By Steve Weinstein
By Devon Maloney
By Tessa Stuart
By Alison Flowers
By Albert Samaha
By Jesse Jarnow
By Eric Tsetsi
By Raillan Brooks
Powers has yet to achieve the notoriety that greeted McGee's recent installation at Jeffrey Deitch's gallery. But he's determined to get art-world respect, as befits a boy from Philadelphia who, in the 10th grade, set out to "create a synthesis between Futura and Diago [sic] Rivera that would be more powerful than either." These days, he'll settle for a movie deal, or at least a dealer willing to show his work.
Not that he hasn't thought about the appropriation issue. "I see a lot of missed opportunities," Powers says. "There are plenty of artists you'll never see in the gallery because they won't play the game. I put on the beret and smock just like everyone else. When I'm creating work, I think of the four white walls and the concrete floor. I don't see anybody working the space better than Barry and Phil [McGee and Frost], and I guarantee that anybody creating work on that par is not going to be denied."
Class privilege is a funny thing. It can blind you to the real reason for your success, and lull you with the illusion of a safety that doesn't exist. Powers seems to have forgotten the fate of DESA, a writer from the cemetery belt between Brooklyn and Queens with much less access to the media. No reporter noticed when DESA was sent up for two years after police assembled a case from photos of his work.

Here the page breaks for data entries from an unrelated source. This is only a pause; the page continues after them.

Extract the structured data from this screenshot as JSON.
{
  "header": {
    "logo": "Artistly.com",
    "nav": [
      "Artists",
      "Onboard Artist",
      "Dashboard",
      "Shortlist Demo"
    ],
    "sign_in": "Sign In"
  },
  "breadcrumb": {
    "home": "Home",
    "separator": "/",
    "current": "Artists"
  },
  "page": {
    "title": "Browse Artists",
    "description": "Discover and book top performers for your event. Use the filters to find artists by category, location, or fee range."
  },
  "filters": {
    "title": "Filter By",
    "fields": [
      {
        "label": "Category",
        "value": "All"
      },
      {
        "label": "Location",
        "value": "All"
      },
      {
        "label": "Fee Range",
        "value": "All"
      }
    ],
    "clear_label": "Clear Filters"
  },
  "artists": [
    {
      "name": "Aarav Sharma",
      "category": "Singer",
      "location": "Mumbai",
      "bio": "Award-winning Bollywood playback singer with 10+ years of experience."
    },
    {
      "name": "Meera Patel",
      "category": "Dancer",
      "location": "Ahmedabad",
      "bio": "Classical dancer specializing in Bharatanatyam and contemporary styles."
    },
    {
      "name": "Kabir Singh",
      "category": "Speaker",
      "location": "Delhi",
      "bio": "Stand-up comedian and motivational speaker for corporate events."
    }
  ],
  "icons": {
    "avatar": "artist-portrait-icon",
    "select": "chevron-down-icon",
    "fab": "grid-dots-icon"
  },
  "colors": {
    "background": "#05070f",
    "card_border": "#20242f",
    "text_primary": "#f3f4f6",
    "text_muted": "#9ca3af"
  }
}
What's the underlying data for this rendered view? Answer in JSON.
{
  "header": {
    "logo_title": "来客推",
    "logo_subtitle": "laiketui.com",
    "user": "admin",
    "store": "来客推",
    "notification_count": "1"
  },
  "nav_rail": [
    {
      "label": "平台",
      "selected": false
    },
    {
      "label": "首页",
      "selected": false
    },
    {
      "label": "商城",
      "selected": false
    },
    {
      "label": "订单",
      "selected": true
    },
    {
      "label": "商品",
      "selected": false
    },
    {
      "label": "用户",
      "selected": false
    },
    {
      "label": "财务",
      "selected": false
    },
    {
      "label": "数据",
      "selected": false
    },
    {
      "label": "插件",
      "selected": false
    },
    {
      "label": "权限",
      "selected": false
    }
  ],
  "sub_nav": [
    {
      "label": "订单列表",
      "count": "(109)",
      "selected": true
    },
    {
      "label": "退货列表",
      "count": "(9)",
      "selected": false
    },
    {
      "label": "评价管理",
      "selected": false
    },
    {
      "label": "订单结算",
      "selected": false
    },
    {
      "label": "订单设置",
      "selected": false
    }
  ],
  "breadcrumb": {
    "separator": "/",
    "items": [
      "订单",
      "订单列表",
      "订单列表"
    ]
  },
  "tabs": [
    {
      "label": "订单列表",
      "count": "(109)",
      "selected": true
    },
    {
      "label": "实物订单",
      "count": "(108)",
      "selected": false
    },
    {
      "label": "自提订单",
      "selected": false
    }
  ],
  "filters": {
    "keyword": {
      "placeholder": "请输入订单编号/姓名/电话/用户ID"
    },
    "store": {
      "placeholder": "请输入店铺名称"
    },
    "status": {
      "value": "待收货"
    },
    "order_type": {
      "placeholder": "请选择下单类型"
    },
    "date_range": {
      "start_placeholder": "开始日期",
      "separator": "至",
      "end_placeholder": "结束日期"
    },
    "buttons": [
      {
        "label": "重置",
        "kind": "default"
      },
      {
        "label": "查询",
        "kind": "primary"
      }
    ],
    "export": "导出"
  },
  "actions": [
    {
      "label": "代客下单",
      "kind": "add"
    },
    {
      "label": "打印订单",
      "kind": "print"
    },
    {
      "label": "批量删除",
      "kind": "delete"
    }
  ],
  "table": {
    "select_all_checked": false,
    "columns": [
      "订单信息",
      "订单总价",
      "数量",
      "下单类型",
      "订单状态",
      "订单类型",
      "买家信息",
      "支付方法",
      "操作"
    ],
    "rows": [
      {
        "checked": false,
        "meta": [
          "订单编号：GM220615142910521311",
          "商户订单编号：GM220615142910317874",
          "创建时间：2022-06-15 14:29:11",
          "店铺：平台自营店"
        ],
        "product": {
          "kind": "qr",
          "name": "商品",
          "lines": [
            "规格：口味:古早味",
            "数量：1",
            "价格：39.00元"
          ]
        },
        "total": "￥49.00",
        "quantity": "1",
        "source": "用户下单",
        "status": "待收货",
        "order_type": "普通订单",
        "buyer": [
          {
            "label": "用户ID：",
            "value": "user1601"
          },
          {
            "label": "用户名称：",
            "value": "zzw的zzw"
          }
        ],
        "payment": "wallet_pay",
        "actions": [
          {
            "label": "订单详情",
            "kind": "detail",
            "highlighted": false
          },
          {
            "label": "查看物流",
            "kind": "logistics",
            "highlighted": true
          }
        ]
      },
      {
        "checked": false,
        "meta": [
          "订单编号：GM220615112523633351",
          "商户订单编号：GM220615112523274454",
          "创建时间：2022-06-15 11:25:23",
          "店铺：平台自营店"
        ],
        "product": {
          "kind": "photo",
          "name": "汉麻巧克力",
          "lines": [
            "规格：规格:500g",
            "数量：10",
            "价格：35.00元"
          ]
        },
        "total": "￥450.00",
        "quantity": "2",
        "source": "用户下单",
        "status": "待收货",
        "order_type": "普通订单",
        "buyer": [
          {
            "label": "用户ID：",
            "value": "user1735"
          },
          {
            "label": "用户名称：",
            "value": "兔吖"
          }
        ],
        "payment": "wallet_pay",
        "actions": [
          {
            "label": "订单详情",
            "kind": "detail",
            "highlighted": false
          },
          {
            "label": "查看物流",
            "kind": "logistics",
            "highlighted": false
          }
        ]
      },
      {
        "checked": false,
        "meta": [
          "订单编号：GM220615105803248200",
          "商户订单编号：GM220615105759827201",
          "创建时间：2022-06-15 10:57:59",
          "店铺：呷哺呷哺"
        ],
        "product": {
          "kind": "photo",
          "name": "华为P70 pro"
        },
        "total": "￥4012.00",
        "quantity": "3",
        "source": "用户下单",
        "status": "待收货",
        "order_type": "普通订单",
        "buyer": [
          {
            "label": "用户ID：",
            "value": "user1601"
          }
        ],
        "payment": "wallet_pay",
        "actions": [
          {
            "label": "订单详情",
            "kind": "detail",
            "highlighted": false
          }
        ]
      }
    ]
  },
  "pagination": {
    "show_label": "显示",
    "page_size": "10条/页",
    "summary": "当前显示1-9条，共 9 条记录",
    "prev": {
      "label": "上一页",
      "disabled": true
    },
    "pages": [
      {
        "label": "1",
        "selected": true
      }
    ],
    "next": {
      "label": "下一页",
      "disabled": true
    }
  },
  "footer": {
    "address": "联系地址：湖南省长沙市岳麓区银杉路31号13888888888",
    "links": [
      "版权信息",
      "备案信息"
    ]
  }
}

Powers could be subject to the same fate despite his Downtown ways, since, like any proper conceptual artist, he has documented his graff. "It's finished," he says (perhaps disingenuously) of his career as ESPO. "It's been over for some time now."
But keeping the street ESPO-free may not be all the police are after. By insisting for the record that they are conducting "an ongoing investigation," that they searched his apartment "for evidence in an ongoing investigation," and that they won't "comment on an ongoing investigation," the authorities are making sure that this artist lives day and night with a gnawing feeling of uncertainty. And beneath the bravado you'd expect from someone whose official bio boasts that "this is his first book, although not the first time he's been booked," it's fair to say from the look in his eyes that Powers is scared.
He should beand so should anyone who contemplates dissent. Like the artist Robert Lederman, who suffered dozens of arrests for hectoring the mayor, or the protesters who've been busted for heckling Giuliani at parades, every critic is a potential offender now. If you're going to advocate an idea deemed dangerousor just make fun of the authoritiesyou'd better cross at the green, not in between. And if you're not squeaky clean, shut up.
Research: Jason Schwartzberg